Tether Holdings, the issuer of the USDT stablecoin, has resumed its controversial lending practices. The company’s Q2 2023 report shows an increase in loans to $5.5 billion, up from $5.3 billion in the previous quarter. This move comes despite Tether’s earlier commitment to phase out such loans.
The decision to restart lending was reportedly prompted by short-term loan requests from long-standing clients. Tether’s spokesperson, Alex Welch, stated that the company decided to accommodate these requests to protect clients from liquidity shortages and prevent them from having to sell assets at unfavorable rates.
Crypto Experts Are Concern About the Announcement
However, this move has raised concerns among market observers. It is important to note that there is no absolute assurance that loan recipients will fulfill their obligation to repay.
Additionally, the ability of Tether to promptly liquidate these loans is not certain. Moreover, there has been a lack of sufficient transparency from Tether regarding the nature of the collateral provided by the borrowers.
Despite the aforementioned uncertainties, Welch has expressed that these loans are projected to be completely paid off by the year 2024. She further asserted that this lending practice has been beneficial in preventing customers from defaulting on their existing loans and has also enhanced liquidity.
Tether’s USDT stablecoin dominance, which currently holds a market capitalization surpassing $83 billion, presents a potential hazard to the cryptocurrency market and existing loans. This value marks a substantial growth from its $68 billion market cap in March, a surge largely attributed to Tether’s ventures into the mining sector and investments in Bitcoin.
The consistent provision of loans and asset growth by Tether Holdings could be interpreted as a sign of faith in its own cryptocurrency.

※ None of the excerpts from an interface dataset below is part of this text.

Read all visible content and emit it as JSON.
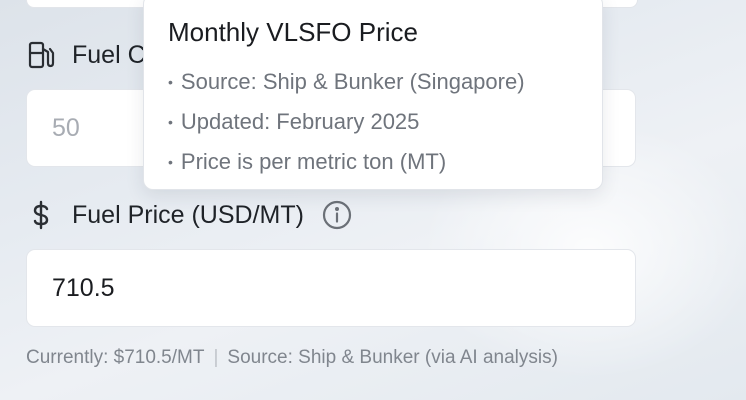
{
  "fuel_consumption": {
    "label": "Fuel C",
    "icon": "fuel-pump-icon",
    "placeholder": "50"
  },
  "fuel_price": {
    "label": "Fuel Price (USD/MT)",
    "icon": "dollar-icon",
    "info_icon": "info-icon",
    "value": "710.5",
    "helper_current": "Currently: $710.5/MT",
    "helper_separator": "|",
    "helper_source": "Source: Ship & Bunker (via AI analysis)"
  },
  "tooltip": {
    "title": "Monthly VLSFO Price",
    "items": [
      "Source: Ship & Bunker (Singapore)",
      "Updated: February 2025",
      "Price is per metric ton (MT)"
    ]
  }
}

However, the company’s decision to continue offering secured loans, despite a lack of transparency regarding borrower details, raises a lot of questions.
Furthermore, Tether Holdings’ choice to continue this practice contradicts its pledge to discontinue it by 2023, casting doubt on its long-term strategy and dedication to transparency.